“We made minor mistakes that cost us dearly at the end. That was the difference between us going into the knockout stage and being eliminated in the group stage. We should have won the first game, but we didn’t take our chances. When we got the red card against Uruguay [Itumeleng Khune was sent off], it made our job even harder and we struggled to cope. We did well against France, but then our fate wasn’t entirely in our hands. It was disappointing to not go far.”
The making of a legend
The other iconic Tshabalala picture was taken in 2005. In it he is also wearing red and white, but this time he is a professional footballer for Ea Lla Koto. When this photo was taken, he was representing a Premier Soccer League XI that was facing Bafana Bafana. The national team were preparing for the 2006 Africa Cup of Nations, and his performance that day earned him a ticket to Egypt with them for the tournament. He went on to earn 89 caps. Only Aaron Mokoena (107) and Khune (91) have played more times for Bafana.

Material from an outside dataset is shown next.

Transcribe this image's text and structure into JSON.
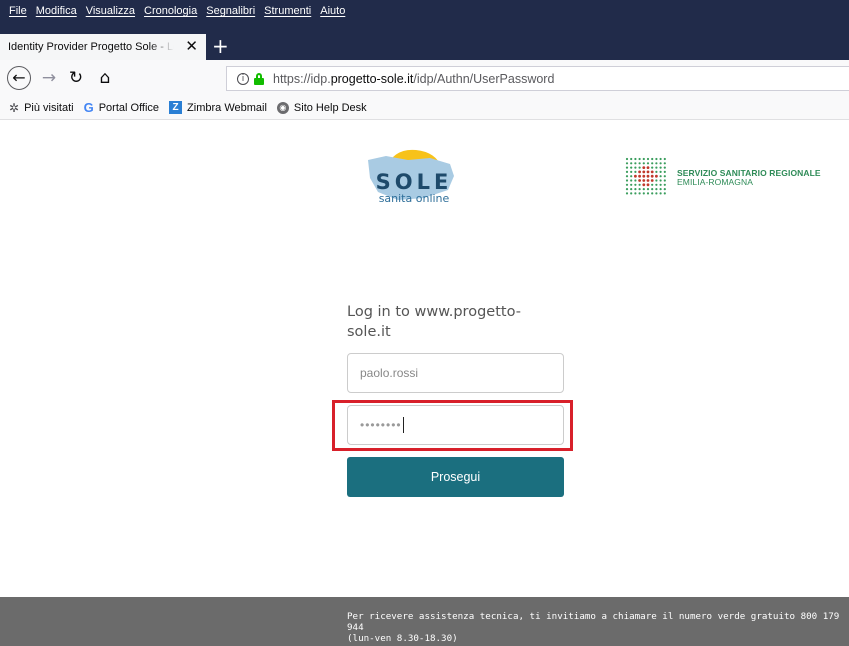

“I can safely say that I ticked all the boxes of the things I wanted to achieve,” Tshabalala said. “I wanted to play football professionally. I did that. I wanted to play for Kaizer Chiefs and be one of the best players in the team. I did that. I wanted to play for Bafana Bafana and be among the best players there. I did that. I wanted to play abroad. I did that. But for me, what matters the most is not what you have achieved, the trophies you have won or the money you have made, it’s the lives you have touched. I am proud of my legacy and the people I have inspired.”
Tshabalala’s dreadlocks, which made him easy to pick out in a crowd, his friendly nature and being a consummate professional made him a cult figure at Chiefs even before that goal. He has always been a popular figure on the continent when travelling with Bafana. His status grew tenfold after the World Cup.
“The love I received from the continent made me feel good,” Tshabalala said. “I remember before the World Cup when we went to Sierra Leone, there were a lot of people who wanted to take pictures with me. This is a team that also had Mbazo [Mokoena] and [Steven] Pienaar, who were playing in England. I also received a lot of love in Nigeria.”
Even the children of his rivals fell in love with Tshabalala. Jeremy Brockie’s kids were captured on video chanting Tshabalala’s name during a match in which their father was on the opposing team. “They sent me that video,” Tshabalala said laughing. “I met the family when we were on holiday in Mauritius and I was very happy to see them.”
The 35-year-old hasn’t hung up his boots just yet, although he has taken a break from the beautiful game after he and the management of Turkish side Erzurumspor failed to reach an agreement on his new contract following the club’s relegation in May last year. When he does eventually hang up his boots, Tshabalala will go down as an inspirational figure who carried himself with respect and professionalism, and he’ll be remembered fondly as the man who lit the first spark of the 2010 Fifa World Cup.
“The main thing in realising your dreams is knowing what is it that you want as a person, and what you need to do to achieve that,” Tshabalala said. “But over and above that, what is important is what legacy you leave behind. What impact have you made on people’s lives? That’s more important than any trophy because it will last for an eternity. I knew that the more my status grew, people would view me as a role model. I tried my best to be a good role model and lead by example. That doesn’t mean that I am perfect. We all make mistakes. But I am proud of what I did, achieved and the people I touched. The work still continues.”